BEGIN Materials provided
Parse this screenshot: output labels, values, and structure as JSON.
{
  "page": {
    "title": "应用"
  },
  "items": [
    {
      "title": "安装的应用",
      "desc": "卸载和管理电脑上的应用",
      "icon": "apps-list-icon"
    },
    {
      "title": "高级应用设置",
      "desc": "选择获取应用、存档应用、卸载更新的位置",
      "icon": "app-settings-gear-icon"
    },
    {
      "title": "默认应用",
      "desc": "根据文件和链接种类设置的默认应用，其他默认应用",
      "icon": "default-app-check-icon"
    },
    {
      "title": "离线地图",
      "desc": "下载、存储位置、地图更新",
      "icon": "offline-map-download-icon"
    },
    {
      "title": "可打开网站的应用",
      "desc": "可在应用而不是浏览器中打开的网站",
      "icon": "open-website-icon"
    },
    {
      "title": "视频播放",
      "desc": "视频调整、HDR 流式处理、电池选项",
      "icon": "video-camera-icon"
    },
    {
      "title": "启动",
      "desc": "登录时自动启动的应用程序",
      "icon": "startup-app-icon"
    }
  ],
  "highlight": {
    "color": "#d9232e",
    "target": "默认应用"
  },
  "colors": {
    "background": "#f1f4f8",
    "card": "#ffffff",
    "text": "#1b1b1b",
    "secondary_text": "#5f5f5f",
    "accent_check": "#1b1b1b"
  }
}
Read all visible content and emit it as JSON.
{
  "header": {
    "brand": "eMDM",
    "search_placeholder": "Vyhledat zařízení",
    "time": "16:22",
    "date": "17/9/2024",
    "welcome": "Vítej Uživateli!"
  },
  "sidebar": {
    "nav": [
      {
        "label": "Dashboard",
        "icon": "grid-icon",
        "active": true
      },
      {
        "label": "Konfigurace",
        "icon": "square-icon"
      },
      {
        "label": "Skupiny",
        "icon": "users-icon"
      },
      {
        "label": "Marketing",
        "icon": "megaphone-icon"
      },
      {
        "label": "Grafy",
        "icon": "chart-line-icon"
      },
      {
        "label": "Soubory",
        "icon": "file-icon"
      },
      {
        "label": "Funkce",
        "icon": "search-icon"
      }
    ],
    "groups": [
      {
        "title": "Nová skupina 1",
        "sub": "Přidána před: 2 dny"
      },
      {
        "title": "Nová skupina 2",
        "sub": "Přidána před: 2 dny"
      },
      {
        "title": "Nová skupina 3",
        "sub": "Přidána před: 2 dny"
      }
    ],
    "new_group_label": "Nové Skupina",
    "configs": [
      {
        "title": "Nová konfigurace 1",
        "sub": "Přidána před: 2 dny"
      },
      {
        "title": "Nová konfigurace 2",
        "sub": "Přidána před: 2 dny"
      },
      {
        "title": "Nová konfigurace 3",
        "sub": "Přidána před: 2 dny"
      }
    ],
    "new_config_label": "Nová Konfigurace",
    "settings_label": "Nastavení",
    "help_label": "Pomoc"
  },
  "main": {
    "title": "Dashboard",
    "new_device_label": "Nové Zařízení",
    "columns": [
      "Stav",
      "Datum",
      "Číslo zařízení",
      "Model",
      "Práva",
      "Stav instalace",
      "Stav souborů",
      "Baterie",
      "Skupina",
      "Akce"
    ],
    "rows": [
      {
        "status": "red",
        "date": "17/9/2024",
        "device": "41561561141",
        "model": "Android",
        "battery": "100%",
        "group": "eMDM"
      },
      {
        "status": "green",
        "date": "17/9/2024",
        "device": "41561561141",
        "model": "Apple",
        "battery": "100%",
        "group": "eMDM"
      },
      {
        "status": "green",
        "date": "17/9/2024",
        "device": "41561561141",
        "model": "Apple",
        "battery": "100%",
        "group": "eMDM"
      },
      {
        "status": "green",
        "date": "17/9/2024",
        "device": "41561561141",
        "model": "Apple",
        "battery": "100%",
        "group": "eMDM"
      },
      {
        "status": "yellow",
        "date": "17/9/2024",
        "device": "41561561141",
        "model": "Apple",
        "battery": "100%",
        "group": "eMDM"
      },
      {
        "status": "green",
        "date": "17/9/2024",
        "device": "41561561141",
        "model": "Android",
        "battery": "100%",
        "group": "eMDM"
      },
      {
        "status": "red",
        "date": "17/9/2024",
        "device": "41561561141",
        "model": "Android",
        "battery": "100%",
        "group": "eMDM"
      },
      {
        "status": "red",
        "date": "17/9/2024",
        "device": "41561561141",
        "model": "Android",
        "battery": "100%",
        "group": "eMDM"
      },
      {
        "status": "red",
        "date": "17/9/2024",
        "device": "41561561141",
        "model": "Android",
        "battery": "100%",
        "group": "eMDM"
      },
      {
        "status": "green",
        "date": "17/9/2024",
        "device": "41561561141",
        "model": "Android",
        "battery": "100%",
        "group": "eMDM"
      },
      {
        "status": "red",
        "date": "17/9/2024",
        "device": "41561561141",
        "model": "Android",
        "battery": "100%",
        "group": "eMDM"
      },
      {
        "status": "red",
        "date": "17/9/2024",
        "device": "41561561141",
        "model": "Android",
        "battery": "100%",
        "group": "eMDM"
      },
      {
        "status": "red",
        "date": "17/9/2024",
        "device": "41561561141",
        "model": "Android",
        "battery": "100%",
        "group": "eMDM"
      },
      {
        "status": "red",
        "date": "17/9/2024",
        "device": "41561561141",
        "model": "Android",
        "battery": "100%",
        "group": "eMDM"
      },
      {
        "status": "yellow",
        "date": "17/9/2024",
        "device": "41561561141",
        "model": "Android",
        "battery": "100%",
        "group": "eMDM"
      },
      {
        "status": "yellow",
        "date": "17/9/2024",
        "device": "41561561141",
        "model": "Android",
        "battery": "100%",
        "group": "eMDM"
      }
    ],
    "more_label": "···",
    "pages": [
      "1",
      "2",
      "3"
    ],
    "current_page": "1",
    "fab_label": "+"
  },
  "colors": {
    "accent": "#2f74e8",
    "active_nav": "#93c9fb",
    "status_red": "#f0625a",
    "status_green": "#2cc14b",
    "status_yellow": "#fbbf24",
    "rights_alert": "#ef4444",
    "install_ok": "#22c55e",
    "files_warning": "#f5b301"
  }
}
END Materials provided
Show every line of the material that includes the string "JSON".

Exercise solution >>
Parse this screenshot: output labels, values, and structure as JSON.
Read all visible content and emit it as JSON.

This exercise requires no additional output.